§ Task to carry out
Every record needs to be repeated exactly; its pictures do not.

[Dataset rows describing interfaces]
'''

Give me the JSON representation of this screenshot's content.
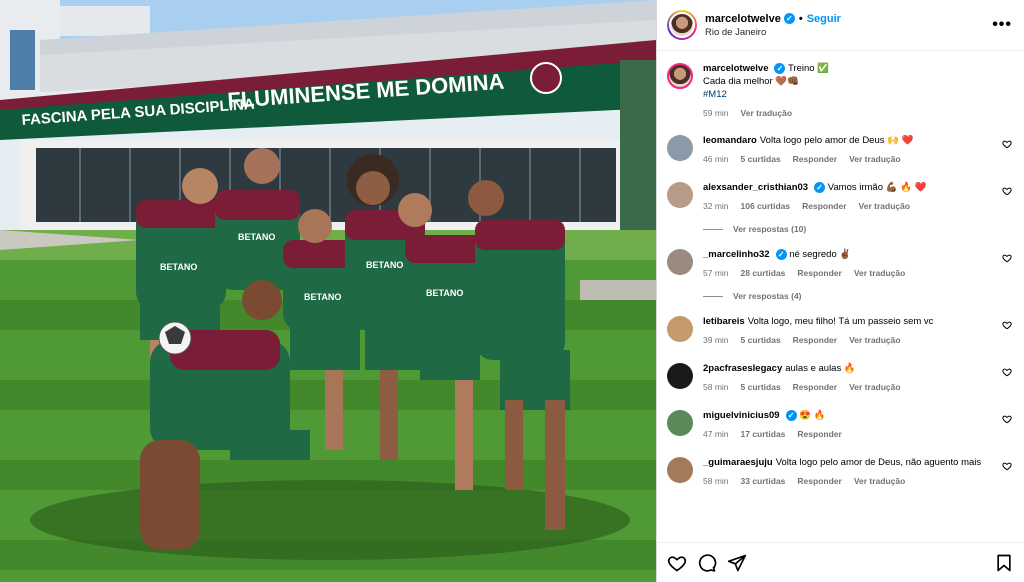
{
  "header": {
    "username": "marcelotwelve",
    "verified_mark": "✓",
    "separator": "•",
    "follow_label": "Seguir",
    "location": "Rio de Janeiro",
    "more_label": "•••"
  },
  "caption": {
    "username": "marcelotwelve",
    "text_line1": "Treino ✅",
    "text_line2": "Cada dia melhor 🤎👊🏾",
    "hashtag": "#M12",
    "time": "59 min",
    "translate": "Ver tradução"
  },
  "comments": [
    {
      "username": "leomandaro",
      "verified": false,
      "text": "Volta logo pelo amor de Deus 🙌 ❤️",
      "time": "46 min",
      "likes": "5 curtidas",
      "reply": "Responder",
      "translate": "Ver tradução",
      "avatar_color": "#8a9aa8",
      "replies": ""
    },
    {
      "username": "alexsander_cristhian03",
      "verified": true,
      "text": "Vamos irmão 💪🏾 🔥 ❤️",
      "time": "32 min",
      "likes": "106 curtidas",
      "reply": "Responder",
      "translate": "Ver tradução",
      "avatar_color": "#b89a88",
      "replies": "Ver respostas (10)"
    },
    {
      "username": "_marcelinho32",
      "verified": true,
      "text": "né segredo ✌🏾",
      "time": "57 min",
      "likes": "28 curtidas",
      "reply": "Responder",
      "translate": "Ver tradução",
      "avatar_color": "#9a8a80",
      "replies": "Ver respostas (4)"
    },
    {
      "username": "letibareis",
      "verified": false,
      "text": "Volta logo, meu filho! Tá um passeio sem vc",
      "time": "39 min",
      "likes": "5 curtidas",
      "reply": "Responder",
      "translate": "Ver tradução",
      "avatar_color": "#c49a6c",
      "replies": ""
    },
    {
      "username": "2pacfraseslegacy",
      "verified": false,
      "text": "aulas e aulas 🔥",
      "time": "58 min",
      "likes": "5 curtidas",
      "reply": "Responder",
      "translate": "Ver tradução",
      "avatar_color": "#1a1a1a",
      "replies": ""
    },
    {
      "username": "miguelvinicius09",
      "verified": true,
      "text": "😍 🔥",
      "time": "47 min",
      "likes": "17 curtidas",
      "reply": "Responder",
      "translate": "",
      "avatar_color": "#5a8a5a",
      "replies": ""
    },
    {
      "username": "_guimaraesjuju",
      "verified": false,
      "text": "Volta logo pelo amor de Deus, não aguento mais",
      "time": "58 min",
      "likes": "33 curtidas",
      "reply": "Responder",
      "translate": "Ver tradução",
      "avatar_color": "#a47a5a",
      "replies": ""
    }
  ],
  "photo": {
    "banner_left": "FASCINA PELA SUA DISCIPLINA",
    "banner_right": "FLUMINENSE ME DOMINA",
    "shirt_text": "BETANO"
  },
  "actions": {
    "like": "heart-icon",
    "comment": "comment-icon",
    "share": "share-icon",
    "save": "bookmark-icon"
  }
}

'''

§ Response box
Give me the JSON representation of this screenshot's content.
{
  "header": {
    "username": "marcelotwelve",
    "verified_mark": "✓",
    "separator": "•",
    "follow_label": "Seguir",
    "location": "Rio de Janeiro",
    "more_label": "•••"
  },
  "caption": {
    "username": "marcelotwelve",
    "text_line1": "Treino ✅",
    "text_line2": "Cada dia melhor 🤎👊🏾",
    "hashtag": "#M12",
    "time": "59 min",
    "translate": "Ver tradução"
  },
  "comments": [
    {
      "username": "leomandaro",
      "verified": false,
      "text": "Volta logo pelo amor de Deus 🙌 ❤️",
      "time": "46 min",
      "likes": "5 curtidas",
      "reply": "Responder",
      "translate": "Ver tradução",
      "avatar_color": "#8a9aa8",
      "replies": ""
    },
    {
      "username": "alexsander_cristhian03",
      "verified": true,
      "text": "Vamos irmão 💪🏾 🔥 ❤️",
      "time": "32 min",
      "likes": "106 curtidas",
      "reply": "Responder",
      "translate": "Ver tradução",
      "avatar_color": "#b89a88",
      "replies": "Ver respostas (10)"
    },
    {
      "username": "_marcelinho32",
      "verified": true,
      "text": "né segredo ✌🏾",
      "time": "57 min",
      "likes": "28 curtidas",
      "reply": "Responder",
      "translate": "Ver tradução",
      "avatar_color": "#9a8a80",
      "replies": "Ver respostas (4)"
    },
    {
      "username": "letibareis",
      "verified": false,
      "text": "Volta logo, meu filho! Tá um passeio sem vc",
      "time": "39 min",
      "likes": "5 curtidas",
      "reply": "Responder",
      "translate": "Ver tradução",
      "avatar_color": "#c49a6c",
      "replies": ""
    },
    {
      "username": "2pacfraseslegacy",
      "verified": false,
      "text": "aulas e aulas 🔥",
      "time": "58 min",
      "likes": "5 curtidas",
      "reply": "Responder",
      "translate": "Ver tradução",
      "avatar_color": "#1a1a1a",
      "replies": ""
    },
    {
      "username": "miguelvinicius09",
      "verified": true,
      "text": "😍 🔥",
      "time": "47 min",
      "likes": "17 curtidas",
      "reply": "Responder",
      "translate": "",
      "avatar_color": "#5a8a5a",
      "replies": ""
    },
    {
      "username": "_guimaraesjuju",
      "verified": false,
      "text": "Volta logo pelo amor de Deus, não aguento mais",
      "time": "58 min",
      "likes": "33 curtidas",
      "reply": "Responder",
      "translate": "Ver tradução",
      "avatar_color": "#a47a5a",
      "replies": ""
    }
  ],
  "photo": {
    "banner_left": "FASCINA PELA SUA DISCIPLINA",
    "banner_right": "FLUMINENSE ME DOMINA",
    "shirt_text": "BETANO"
  },
  "actions": {
    "like": "heart-icon",
    "comment": "comment-icon",
    "share": "share-icon",
    "save": "bookmark-icon"
  }
}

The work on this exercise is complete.